Forget President Obama, House Speaker John A. Boehner and the less-interesting-than-their-name-suggests "Gang of Six." When the history of the Great Debt Ceiling Debate of 2011 gets written, the main character will not be a Beltway negotiator, or even a politician.
The only reason Washington is even talking about proposals to slow the growth of government spending, instead of robotically jacking up the nation's credit line for the 11th time in a decade, is that a large, decentralized group of citizen activists has spent the last few years loudly telling politicians from both parties one consistent message: restrain your own power or face our wrath.
Whether you conceive of the "tea party" as a heroic tamer of bipartisan big government or a diabolical hydra threatening America's very future, its success in precipitating a national debate over fiscal policy should give hope — and a tactical blueprint — to anyone who feels marginalized by politics.
It is now easier than ever for alienated ideological blocs to foist their single issue onto the table over the objections of politicians who perpetuate the status quo. It's becoming more and more clear to tea party activists and their analogues on issues from education reform to drug legalization that success in politics is directly proportional to independence from the two major political parties.
Consider the difference between the tea party and its antecedent on the left — the antiwar movement that came from out of nowhere to rally around the initially obscure presidential campaign of Howard Dean in 2003-04. Both movements have used distributed networks and social media to remind a major party that it was flouting a respected tradition within its ranks. Just as antiwar liberals in the George McGovern tradition had been taken for granted by pro-war pols like Bill Clinton and John Kerry, limited-government conservatives in the Barry Goldwater tradition had been openly mocked by both George W. Bush and John McCain.
But where is the antiwar left today? Largely domesticated and neutered. Dean was elected chairman of the Democratic National Committee, foreign policy activists put most of their chips on the "antiwar" candidate Barack Obama, and now we have a Democratic president using grotesque euphemisms such as "kinetic military action" to justify setting the bar for military intervention even lower than George W. Bush did.

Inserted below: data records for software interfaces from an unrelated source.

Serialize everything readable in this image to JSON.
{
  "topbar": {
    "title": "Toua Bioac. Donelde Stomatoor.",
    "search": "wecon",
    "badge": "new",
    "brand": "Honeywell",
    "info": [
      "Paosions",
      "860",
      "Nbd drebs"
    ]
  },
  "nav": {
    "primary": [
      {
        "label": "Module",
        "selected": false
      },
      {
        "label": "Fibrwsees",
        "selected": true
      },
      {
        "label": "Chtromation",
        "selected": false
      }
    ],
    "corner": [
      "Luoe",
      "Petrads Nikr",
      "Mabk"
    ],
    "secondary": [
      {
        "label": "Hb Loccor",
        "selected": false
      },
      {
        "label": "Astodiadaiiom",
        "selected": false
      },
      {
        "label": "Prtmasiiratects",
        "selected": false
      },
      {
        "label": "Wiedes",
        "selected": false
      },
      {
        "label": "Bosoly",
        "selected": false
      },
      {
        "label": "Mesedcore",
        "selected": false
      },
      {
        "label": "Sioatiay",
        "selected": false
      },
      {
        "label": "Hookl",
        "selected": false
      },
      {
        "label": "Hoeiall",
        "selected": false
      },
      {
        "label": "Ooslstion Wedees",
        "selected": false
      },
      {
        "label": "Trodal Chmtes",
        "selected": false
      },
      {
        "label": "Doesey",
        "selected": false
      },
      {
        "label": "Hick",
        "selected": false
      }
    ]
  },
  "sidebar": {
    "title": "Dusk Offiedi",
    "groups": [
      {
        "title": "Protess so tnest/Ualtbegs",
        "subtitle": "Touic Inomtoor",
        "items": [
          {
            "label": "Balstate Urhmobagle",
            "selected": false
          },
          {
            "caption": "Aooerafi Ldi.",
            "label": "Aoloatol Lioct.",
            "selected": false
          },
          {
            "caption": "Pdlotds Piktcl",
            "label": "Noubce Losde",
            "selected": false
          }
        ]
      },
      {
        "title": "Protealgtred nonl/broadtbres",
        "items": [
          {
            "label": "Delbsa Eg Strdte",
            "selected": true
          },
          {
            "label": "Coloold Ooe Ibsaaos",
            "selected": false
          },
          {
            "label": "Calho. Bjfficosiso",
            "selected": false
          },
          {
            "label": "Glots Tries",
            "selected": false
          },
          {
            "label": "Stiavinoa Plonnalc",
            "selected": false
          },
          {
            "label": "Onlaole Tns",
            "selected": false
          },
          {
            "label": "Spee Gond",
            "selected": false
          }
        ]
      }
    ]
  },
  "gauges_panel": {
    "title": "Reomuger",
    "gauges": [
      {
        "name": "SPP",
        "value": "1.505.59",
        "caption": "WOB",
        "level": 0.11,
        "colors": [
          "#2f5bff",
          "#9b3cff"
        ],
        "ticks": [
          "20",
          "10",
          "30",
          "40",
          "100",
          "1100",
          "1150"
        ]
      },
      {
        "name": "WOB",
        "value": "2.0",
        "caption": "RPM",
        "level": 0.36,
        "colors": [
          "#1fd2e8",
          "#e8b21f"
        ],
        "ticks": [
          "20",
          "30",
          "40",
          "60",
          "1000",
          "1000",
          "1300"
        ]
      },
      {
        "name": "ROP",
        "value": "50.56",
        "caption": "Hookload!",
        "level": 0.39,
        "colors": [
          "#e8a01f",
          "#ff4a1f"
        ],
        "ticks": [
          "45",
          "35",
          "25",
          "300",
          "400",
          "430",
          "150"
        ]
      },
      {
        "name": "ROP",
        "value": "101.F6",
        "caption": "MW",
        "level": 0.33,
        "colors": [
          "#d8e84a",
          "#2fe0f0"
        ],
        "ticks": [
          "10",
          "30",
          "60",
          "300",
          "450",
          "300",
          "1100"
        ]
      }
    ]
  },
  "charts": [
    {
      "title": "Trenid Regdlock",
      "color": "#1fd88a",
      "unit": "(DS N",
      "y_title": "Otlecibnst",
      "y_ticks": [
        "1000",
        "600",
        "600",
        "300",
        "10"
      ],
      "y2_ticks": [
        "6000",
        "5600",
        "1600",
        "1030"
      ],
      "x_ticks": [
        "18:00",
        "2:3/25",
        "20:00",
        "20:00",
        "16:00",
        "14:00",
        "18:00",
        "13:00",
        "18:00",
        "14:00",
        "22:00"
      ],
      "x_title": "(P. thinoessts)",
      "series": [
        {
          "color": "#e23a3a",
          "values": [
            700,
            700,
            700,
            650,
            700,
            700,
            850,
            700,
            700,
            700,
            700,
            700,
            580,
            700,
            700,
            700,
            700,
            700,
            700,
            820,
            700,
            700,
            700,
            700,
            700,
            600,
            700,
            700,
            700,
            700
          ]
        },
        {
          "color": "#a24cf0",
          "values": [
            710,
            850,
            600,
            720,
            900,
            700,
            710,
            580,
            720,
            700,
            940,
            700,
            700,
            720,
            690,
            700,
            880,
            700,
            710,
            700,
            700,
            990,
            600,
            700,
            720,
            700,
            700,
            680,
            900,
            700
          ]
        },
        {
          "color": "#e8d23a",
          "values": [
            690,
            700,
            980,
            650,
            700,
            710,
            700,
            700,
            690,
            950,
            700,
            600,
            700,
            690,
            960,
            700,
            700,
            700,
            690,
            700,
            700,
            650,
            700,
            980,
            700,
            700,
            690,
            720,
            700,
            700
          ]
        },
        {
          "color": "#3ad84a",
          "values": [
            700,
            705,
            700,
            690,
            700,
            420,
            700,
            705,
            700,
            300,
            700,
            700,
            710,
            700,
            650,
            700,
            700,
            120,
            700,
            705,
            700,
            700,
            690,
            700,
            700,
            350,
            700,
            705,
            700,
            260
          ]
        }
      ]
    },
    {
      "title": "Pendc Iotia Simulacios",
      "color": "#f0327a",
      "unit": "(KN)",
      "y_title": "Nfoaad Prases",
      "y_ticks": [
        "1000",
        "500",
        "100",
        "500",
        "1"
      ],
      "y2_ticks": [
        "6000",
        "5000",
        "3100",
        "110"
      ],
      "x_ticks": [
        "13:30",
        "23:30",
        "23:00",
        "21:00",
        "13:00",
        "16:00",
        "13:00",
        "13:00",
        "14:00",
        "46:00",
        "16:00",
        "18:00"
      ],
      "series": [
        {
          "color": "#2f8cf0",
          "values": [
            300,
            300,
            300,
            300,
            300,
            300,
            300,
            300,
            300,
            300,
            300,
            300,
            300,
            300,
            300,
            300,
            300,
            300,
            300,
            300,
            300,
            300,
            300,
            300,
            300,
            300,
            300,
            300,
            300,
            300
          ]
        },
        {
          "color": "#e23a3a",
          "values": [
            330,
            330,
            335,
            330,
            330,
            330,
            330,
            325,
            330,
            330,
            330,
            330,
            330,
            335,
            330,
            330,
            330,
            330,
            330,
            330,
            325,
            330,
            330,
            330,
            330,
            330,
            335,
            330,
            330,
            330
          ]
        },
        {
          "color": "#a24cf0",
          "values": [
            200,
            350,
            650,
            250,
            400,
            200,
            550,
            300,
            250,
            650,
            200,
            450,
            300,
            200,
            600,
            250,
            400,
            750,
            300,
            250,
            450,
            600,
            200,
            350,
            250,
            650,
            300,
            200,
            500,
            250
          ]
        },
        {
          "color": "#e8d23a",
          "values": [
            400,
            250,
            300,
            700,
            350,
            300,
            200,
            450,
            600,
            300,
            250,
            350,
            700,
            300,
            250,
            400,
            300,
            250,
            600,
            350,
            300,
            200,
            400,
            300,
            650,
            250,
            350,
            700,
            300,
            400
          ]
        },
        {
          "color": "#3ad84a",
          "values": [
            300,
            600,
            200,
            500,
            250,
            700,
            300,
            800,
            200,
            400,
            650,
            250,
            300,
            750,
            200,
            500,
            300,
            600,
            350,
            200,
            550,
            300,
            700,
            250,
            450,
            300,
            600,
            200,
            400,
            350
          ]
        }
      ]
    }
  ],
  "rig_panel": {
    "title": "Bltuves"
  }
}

The tea party has so far strategically avoided that fate. Being a bottom-up movement, there is no leader to co-opt. Rather than serving as shock troops for GOP incumbents against Democrats, tea party activists have demonstrated a willingness to unseat even electable Republicans in favor of candidates who take seriously their mostly single-issue concern of limited government. While commentators love mocking them for backing such not-ready-for-prime-time insurgents as Christine O'Donnell, even the Republican Party is smart enough to recognize the power of a growing bloc that refuses to be taken for granted.
Take Boehner (please!). Shortly before last fall's election, he unveiled his immediately forgotten "Pledge to America," which included a promise "to stem the relentless growth in government that has occurred over the past decade" but also specifically exempted defense and entitlement spending — the biggest growth engines in government — from any sort of discipline.
If anyone knows about growing the federal bureaucracy willy-nilly, it's Boehner. He championed such Bush-era white elephants as No Child Left Behind, the single biggest increase in federal education spending in history and Medicare Part D, which gave heavily subsidized prescription drugs to seniors. He supported Bush's $100-million stimulus plan in 2008, the $700-billion Troubled Asset Relief Program later that year, and all of Bush's military expenditures. Adding salty tears to our wounds, Boehner literally cried while abetting these serial expansions of government under Republican rule.
Boehner is not holding the line in debt-ceiling negotiations out of any evident sense of principle. He's doing it because the tea party helped send more than 90 brand-spanking-new representatives and senators to Washington last fall, and those people are talking and acting differently than the 21st century Republicans Americans have grown to hate. He knows that if he continues to disrespect the limited-government tradition, these activists will punish him and his party come 2012.
This is the enduring lesson of the tea party, and it's one that any sort of political group would do well to emulate: By refusing to be cowed by one of the major parties, and promising to inflict damage if its aims are ignored, this grass-roots uprising shows how political independents can force mainstream parties to do their bidding.